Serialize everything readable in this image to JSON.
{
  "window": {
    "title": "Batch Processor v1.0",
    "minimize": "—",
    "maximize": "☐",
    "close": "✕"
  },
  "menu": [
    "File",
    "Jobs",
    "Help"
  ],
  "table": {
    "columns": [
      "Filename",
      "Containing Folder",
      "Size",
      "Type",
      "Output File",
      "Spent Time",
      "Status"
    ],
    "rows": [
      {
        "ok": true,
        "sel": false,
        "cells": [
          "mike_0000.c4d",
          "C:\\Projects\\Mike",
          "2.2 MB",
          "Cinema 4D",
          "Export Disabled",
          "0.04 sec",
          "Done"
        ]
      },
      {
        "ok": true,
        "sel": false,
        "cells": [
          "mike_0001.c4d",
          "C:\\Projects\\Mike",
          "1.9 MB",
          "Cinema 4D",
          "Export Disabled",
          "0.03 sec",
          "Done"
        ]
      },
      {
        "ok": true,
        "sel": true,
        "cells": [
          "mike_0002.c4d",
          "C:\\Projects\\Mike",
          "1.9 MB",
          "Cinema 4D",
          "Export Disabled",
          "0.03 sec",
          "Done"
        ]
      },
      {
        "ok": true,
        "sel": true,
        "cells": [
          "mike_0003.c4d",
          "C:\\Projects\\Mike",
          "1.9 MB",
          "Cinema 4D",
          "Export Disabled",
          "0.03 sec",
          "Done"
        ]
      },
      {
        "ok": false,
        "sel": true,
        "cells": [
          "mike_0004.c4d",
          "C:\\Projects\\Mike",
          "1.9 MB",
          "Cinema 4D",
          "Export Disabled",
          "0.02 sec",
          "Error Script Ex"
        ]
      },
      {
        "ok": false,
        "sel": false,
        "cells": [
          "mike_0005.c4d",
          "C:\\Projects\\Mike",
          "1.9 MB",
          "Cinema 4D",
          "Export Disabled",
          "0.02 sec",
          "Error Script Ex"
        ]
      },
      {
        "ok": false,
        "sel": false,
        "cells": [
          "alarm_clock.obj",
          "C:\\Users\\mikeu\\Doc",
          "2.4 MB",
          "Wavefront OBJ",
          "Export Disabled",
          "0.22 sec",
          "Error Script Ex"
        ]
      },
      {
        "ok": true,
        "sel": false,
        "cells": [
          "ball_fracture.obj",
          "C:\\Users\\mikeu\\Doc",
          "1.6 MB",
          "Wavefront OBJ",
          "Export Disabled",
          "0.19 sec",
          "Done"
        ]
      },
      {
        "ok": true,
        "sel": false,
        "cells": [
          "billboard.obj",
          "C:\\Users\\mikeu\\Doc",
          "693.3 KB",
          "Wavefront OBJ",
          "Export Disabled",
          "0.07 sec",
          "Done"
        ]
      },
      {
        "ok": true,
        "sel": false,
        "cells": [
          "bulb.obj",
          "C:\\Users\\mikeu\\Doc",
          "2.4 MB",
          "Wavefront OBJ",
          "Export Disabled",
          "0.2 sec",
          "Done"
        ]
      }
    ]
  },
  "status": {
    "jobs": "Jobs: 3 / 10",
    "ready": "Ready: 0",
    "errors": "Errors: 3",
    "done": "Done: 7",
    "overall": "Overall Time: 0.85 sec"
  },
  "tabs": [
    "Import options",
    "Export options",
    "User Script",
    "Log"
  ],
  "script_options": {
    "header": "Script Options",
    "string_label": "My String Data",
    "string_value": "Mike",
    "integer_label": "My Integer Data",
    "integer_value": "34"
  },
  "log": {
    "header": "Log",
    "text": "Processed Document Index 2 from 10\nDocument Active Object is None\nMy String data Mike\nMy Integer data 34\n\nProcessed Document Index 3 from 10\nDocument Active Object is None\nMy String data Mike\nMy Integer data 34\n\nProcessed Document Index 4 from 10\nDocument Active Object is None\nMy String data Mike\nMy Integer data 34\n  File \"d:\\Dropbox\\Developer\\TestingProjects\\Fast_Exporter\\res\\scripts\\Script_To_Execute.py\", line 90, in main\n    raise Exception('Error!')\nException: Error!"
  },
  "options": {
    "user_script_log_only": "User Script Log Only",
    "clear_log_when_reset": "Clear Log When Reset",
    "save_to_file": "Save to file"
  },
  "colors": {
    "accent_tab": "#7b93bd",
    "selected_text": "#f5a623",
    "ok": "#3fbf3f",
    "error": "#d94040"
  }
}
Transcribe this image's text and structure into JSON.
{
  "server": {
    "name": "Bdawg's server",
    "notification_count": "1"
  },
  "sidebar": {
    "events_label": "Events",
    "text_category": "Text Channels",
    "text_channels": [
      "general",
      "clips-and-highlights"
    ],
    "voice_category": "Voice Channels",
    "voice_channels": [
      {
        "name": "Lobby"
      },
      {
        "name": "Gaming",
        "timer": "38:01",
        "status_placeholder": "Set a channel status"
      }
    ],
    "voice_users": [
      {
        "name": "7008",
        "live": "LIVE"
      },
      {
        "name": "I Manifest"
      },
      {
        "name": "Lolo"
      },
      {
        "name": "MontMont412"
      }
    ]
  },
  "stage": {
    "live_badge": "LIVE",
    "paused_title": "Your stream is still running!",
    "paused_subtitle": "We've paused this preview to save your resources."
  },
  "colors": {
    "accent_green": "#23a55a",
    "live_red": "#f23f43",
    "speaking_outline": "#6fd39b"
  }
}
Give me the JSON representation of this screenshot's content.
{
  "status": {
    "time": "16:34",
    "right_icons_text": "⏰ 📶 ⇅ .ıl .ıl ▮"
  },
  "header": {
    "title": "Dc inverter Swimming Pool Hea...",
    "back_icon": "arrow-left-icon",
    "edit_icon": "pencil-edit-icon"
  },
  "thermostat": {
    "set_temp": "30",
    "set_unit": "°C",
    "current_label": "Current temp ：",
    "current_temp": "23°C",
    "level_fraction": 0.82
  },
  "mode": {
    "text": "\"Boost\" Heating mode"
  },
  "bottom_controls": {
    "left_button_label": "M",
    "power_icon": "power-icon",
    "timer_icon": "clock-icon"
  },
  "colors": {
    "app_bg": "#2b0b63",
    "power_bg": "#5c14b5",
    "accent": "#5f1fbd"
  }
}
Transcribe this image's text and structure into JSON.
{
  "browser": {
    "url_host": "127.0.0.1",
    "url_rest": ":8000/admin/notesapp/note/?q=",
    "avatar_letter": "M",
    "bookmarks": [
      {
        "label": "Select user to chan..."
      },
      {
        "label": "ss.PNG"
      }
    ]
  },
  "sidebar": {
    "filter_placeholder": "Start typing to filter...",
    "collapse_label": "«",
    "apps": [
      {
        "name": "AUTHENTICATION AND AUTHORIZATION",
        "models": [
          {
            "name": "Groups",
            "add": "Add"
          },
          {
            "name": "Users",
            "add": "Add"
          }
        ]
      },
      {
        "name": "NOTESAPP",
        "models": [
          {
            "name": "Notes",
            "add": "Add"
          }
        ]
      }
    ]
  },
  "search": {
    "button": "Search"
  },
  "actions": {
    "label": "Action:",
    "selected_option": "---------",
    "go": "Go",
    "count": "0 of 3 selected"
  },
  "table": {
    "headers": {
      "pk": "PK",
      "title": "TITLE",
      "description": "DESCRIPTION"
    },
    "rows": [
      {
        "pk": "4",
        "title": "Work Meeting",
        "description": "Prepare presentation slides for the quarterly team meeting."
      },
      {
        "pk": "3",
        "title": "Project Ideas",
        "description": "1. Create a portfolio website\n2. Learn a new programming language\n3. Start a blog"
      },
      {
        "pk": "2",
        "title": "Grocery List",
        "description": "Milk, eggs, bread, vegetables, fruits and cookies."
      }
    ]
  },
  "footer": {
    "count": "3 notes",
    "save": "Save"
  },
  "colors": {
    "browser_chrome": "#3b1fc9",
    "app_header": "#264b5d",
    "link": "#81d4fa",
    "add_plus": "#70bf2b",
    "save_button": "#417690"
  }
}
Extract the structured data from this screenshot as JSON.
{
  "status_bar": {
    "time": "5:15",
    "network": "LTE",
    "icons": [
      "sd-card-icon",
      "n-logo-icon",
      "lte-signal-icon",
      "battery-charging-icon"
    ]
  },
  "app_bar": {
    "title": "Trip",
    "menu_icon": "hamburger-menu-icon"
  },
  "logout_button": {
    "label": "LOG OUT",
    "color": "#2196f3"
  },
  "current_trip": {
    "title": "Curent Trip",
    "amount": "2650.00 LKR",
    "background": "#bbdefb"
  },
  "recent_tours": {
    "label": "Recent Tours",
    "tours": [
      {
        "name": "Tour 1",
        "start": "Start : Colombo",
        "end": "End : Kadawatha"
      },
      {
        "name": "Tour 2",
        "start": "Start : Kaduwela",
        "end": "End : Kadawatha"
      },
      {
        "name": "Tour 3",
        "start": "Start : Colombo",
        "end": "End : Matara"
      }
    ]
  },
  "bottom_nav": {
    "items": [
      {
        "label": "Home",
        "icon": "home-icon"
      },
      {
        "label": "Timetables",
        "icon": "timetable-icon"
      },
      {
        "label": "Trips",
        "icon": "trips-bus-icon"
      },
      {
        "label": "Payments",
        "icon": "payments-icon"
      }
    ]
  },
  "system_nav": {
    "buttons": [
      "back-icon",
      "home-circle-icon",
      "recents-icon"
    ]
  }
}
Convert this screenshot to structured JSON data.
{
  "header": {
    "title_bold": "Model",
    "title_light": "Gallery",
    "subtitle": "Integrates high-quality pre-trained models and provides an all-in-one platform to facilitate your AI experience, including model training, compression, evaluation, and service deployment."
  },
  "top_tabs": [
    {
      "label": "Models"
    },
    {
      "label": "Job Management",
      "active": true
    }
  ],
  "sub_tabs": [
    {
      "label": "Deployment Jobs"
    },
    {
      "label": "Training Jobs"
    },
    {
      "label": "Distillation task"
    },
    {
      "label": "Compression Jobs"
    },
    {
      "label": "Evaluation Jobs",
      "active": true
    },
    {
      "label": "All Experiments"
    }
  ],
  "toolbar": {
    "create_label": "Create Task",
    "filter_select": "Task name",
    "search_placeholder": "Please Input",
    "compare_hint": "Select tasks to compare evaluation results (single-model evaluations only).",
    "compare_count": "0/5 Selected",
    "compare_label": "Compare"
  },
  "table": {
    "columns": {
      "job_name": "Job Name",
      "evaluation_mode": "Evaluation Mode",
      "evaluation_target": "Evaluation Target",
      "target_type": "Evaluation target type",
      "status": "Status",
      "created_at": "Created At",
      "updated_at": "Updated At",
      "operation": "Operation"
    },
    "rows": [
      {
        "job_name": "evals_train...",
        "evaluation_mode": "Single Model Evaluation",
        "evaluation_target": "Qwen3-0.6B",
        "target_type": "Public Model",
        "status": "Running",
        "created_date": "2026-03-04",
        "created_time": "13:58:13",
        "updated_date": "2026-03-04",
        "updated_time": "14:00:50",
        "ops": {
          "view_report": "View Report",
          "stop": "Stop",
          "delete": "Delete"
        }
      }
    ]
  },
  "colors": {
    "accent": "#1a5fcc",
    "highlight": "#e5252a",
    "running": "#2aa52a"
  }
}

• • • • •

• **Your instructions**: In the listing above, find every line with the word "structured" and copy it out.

• **Exercise response**:
Extract the structured data from this screenshot as JSON.
Convert this screenshot to structured JSON data.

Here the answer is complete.